#### YOUR OBJECTIVE:
In full and unchanged, output the entries that follow.

+++

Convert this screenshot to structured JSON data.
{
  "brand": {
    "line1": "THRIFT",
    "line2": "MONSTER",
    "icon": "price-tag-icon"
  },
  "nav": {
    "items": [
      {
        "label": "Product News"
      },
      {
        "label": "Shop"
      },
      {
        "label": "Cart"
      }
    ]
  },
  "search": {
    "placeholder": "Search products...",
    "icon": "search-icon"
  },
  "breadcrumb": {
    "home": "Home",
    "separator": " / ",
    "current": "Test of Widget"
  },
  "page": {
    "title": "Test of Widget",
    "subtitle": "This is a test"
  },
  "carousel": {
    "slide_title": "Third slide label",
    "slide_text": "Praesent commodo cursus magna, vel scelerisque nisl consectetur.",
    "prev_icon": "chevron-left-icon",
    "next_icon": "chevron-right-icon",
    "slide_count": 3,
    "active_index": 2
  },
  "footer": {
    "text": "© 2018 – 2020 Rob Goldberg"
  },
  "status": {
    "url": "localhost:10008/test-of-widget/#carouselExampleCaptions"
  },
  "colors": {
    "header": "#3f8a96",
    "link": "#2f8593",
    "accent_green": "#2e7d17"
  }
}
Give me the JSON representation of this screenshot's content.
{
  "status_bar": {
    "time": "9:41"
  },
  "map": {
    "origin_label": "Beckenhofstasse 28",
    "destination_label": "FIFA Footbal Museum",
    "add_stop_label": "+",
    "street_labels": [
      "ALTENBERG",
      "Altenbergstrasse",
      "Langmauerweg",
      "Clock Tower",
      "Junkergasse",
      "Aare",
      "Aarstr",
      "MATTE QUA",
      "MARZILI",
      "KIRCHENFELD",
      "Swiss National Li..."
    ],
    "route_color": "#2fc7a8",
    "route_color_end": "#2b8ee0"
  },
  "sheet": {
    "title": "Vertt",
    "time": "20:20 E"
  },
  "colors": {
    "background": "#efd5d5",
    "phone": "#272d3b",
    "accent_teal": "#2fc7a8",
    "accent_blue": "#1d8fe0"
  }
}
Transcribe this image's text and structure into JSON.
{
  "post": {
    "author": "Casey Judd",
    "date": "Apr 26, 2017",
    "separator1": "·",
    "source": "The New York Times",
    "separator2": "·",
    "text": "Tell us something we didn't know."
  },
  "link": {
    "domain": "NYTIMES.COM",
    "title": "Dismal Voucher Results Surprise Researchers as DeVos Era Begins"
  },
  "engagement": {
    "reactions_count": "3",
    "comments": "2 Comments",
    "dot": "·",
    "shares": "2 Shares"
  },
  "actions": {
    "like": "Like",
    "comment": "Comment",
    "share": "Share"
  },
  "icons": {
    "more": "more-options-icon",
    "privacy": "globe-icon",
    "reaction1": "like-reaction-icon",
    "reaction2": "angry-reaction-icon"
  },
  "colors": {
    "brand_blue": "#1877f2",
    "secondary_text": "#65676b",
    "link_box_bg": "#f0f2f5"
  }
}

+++

#### RESPONSE BELOW:
Convert this screenshot to structured JSON data.
{
  "brand": {
    "line1": "THRIFT",
    "line2": "MONSTER",
    "icon": "price-tag-icon"
  },
  "nav": {
    "items": [
      {
        "label": "Product News"
      },
      {
        "label": "Shop"
      },
      {
        "label": "Cart"
      }
    ]
  },
  "search": {
    "placeholder": "Search products...",
    "icon": "search-icon"
  },
  "breadcrumb": {
    "home": "Home",
    "separator": " / ",
    "current": "Test of Widget"
  },
  "page": {
    "title": "Test of Widget",
    "subtitle": "This is a test"
  },
  "carousel": {
    "slide_title": "Third slide label",
    "slide_text": "Praesent commodo cursus magna, vel scelerisque nisl consectetur.",
    "prev_icon": "chevron-left-icon",
    "next_icon": "chevron-right-icon",
    "slide_count": 3,
    "active_index": 2
  },
  "footer": {
    "text": "© 2018 – 2020 Rob Goldberg"
  },
  "status": {
    "url": "localhost:10008/test-of-widget/#carouselExampleCaptions"
  },
  "colors": {
    "header": "#3f8a96",
    "link": "#2f8593",
    "accent_green": "#2e7d17"
  }
}
Give me the JSON representation of this screenshot's content.
{
  "status_bar": {
    "time": "9:41"
  },
  "map": {
    "origin_label": "Beckenhofstasse 28",
    "destination_label": "FIFA Footbal Museum",
    "add_stop_label": "+",
    "street_labels": [
      "ALTENBERG",
      "Altenbergstrasse",
      "Langmauerweg",
      "Clock Tower",
      "Junkergasse",
      "Aare",
      "Aarstr",
      "MATTE QUA",
      "MARZILI",
      "KIRCHENFELD",
      "Swiss National Li..."
    ],
    "route_color": "#2fc7a8",
    "route_color_end": "#2b8ee0"
  },
  "sheet": {
    "title": "Vertt",
    "time": "20:20 E"
  },
  "colors": {
    "background": "#efd5d5",
    "phone": "#272d3b",
    "accent_teal": "#2fc7a8",
    "accent_blue": "#1d8fe0"
  }
}
Transcribe this image's text and structure into JSON.
{
  "post": {
    "author": "Casey Judd",
    "date": "Apr 26, 2017",
    "separator1": "·",
    "source": "The New York Times",
    "separator2": "·",
    "text": "Tell us something we didn't know."
  },
  "link": {
    "domain": "NYTIMES.COM",
    "title": "Dismal Voucher Results Surprise Researchers as DeVos Era Begins"
  },
  "engagement": {
    "reactions_count": "3",
    "comments": "2 Comments",
    "dot": "·",
    "shares": "2 Shares"
  },
  "actions": {
    "like": "Like",
    "comment": "Comment",
    "share": "Share"
  },
  "icons": {
    "more": "more-options-icon",
    "privacy": "globe-icon",
    "reaction1": "like-reaction-icon",
    "reaction2": "angry-reaction-icon"
  },
  "colors": {
    "brand_blue": "#1877f2",
    "secondary_text": "#65676b",
    "link_box_bg": "#f0f2f5"
  }
}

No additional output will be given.